I urge all to remain steadfast. Pray and work for good governance and water. Come to Grahamstown to experience it for yourself. It is – despite the siege – a place of magic. And to locals on the West side not acquainted with Grahamstown East, take a drive across the Amatyana stream to experience the real drama.

* Google search Sarah (Saartjie) Baartman. Horrifying.
** Google search Dr Marguerite Poland. Delightful.
*** No need for Google. A broad, multi-cultural, multi-racial gang of thieves. Dreadful.


Before moving back to Grahamstown in Oct 2017, Graeme was a bank executive based in the big smoke and craziness of Joburg. He has 20 years’ experience in the Payments Industry. He is a Chartered Accountant, has a Masters in Management by Research (MMR) from Wits Business School, and attended an Advanced Management Programme (AMP) offered by INSEAD (The Business School for the World!) in France.  
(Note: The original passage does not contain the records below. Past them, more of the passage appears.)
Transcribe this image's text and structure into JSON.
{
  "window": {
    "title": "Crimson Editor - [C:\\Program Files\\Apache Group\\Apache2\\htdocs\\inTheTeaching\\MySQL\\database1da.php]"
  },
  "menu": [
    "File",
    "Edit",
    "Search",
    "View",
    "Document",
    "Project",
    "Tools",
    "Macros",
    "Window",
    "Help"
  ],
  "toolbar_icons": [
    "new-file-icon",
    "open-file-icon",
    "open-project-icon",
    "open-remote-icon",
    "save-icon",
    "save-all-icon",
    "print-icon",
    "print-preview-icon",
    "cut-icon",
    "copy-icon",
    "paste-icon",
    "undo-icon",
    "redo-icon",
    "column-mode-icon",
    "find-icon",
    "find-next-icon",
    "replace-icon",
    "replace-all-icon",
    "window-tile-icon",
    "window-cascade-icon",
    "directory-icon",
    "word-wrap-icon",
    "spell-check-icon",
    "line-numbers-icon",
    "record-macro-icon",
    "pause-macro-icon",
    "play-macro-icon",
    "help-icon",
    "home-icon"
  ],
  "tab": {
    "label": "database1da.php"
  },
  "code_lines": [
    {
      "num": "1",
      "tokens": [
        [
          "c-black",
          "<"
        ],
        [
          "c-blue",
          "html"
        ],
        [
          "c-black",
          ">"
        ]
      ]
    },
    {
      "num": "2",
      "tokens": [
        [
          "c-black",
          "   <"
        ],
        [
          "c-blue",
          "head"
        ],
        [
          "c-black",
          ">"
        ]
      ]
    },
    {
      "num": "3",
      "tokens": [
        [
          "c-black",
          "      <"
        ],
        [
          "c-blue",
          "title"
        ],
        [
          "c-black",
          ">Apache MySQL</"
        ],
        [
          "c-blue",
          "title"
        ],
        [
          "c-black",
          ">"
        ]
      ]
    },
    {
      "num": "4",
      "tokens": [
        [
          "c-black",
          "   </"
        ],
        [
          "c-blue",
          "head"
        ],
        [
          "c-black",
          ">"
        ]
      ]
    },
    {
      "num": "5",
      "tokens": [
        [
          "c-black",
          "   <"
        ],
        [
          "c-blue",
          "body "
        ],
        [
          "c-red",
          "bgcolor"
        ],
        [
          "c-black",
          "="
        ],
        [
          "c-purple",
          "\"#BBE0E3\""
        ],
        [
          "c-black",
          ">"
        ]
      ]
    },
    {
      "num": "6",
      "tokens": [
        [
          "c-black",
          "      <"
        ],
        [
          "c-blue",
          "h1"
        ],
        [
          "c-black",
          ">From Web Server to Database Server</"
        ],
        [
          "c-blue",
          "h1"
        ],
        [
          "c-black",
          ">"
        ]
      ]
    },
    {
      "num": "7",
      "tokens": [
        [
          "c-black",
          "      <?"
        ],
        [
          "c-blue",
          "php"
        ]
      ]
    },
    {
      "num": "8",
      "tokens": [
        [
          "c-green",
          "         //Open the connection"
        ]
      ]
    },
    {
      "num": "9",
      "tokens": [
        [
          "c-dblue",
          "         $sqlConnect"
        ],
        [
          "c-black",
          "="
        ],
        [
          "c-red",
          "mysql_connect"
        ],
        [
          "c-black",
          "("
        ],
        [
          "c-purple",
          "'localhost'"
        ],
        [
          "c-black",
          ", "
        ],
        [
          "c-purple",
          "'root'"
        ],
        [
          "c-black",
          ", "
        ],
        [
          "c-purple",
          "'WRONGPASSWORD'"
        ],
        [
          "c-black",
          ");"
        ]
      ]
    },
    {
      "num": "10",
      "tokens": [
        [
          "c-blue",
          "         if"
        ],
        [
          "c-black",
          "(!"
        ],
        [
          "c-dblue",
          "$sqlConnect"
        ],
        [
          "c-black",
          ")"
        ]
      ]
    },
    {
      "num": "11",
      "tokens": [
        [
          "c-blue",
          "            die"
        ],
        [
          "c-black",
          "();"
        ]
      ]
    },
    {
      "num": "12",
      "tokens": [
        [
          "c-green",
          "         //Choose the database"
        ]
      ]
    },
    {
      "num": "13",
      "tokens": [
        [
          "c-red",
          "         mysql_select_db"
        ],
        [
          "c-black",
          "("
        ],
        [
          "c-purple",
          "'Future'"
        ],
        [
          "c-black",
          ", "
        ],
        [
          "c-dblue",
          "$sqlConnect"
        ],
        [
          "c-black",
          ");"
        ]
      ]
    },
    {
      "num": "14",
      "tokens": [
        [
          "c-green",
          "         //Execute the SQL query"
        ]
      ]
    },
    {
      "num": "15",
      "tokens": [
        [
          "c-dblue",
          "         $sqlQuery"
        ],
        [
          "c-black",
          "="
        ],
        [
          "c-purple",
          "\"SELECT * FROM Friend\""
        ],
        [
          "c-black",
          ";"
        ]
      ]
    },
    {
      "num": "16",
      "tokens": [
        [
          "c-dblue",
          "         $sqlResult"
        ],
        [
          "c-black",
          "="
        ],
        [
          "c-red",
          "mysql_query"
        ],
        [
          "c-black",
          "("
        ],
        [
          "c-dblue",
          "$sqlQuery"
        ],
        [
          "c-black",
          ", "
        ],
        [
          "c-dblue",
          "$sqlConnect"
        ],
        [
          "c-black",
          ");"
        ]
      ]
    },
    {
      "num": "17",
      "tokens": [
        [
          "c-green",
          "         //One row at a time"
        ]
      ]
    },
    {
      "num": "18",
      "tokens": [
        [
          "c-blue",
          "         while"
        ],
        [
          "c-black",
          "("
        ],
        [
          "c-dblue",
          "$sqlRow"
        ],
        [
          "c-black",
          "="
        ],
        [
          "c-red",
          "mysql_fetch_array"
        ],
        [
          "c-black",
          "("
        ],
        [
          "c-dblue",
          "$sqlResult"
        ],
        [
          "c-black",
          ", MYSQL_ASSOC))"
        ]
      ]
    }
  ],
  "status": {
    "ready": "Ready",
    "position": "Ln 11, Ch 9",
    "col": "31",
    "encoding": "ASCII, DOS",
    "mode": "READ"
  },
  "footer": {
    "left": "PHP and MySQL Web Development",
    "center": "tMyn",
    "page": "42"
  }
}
Graeme is the founder of The Grahamstown Project. It’s simple. He says, “Grahamstown is a microcosm of South Africa. If we can’t get this place to function properly then the whole country is stuffed. Many of the troubles we experience as a country today have their roots here in Grahamstown. it is here where black and white people first engaged in conflict on the African continent. It is here where 9 wars of dispossession over 100 years took place and virtually destroyed the amaXhosa nation. But we are where we are. I don’t have a British passport and the boat-trip back to where my ancestors came from is exorbitantly expensive. Furthermore, this is my home. I am a son of Africa. We must work together to redress the injustices of the past and move as one into a brighter future.”

Graeme is an avid historian, writer, vlogger and public speaker. Like and follow the Facebook page. Join him on a tour. Contact him. He would love that.